Of the three types of vaginoses, BV recurrence is the most common. Approximately 30% of treated women relapse at 4 weeks (6,59). Cook et al. studied recurrence of BV and found that even after successful treatment of symptomatic women indicated by resolution of fishy odor and discharge, residual vaginal abnormalities continued (60). These included mild elevation of pH, polyamine and fatty acid levels, and the presence of clue cells in small numbers. These residual abnormalities were quantified and recurrence predicted based on a severity code. This represented a relapse rather than a reinfection. Taylor-Robinson recommended that treatment of recurrent BV must be improved and that vaginal recolonization with exogenous lactobacilli is an approach to be studied (61). Secor recommended several strategies to reduce BV recurrence, which include post treatment vaginal microscopy, lengthening therapy, alternating first-line agents, utilizing prophylactic topical agents, and treatment of partner (37).
Expertise of the clinician in identifying Bacterial Vaginosis, Lactobacillosis, and Cytolytic Vaginosis is necessary to eliminate frustrating vaginal symptoms and prevent misdiagnosis.

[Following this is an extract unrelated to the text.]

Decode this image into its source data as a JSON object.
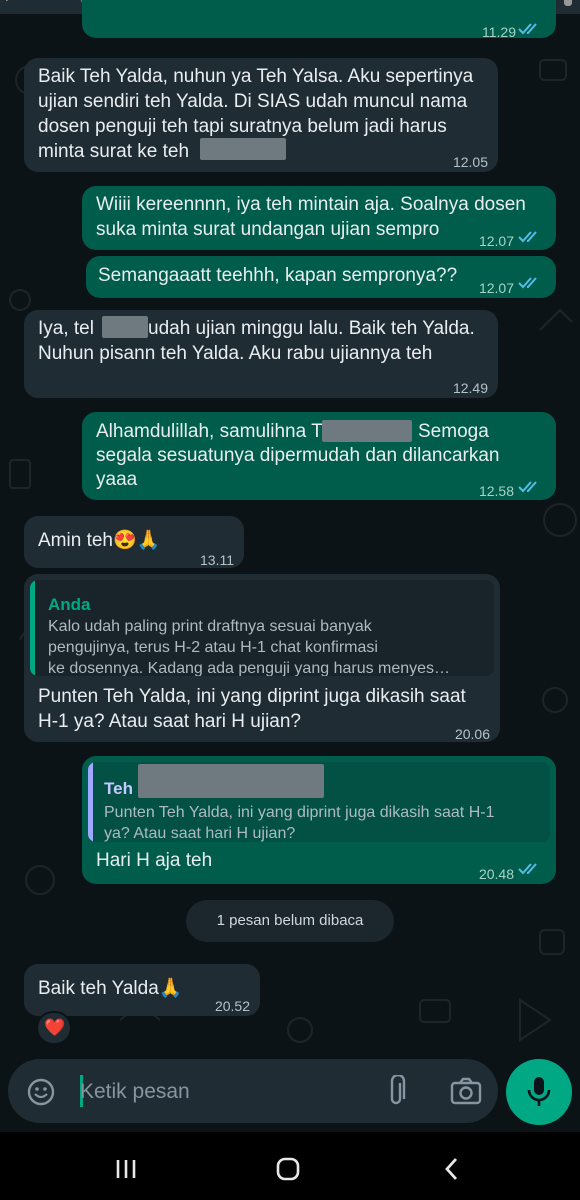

Each of the women described in the beginning of the article must be accurately diagnosed for therapy to be successful. (See Table 2 Treatment.) The first example of subjective data describes the symptoms of Bacterial Vaginosis. The subjective data in the second case indicates a probable diagnosis of Cytolytic Vaginosis. In the last case, the subjective data indicates probable Lactobacillosis. Differentiation of the vaginoses can occur by obtaining a thorough history regarding symptoms and a problem-focused physical exam. The collection, preparation, and identification of the vaginal specimen are all necessary components for successful treatment. Properly performed vaginal microscopy skills can achieve an 80% sensitivity rate in the diagnosis of vulvovaginal problems (54).
Researchers have shown that the specific mechanisms causing an imbalance of the vaginal ecosystem are complex. Differences obviously exist in women exhibiting symptoms and women not experiencing symptoms. More research is necessary to evaluate the causal factors related to the microflora imbalances. Vaginal pH seems to be a critical factor, and research directed toward maintaining it within the normal range would be valuable in the treatment and prevention of these conditions.
“Vaginal Microscopy: Refining the Nurse Practitioner's Technique” (54)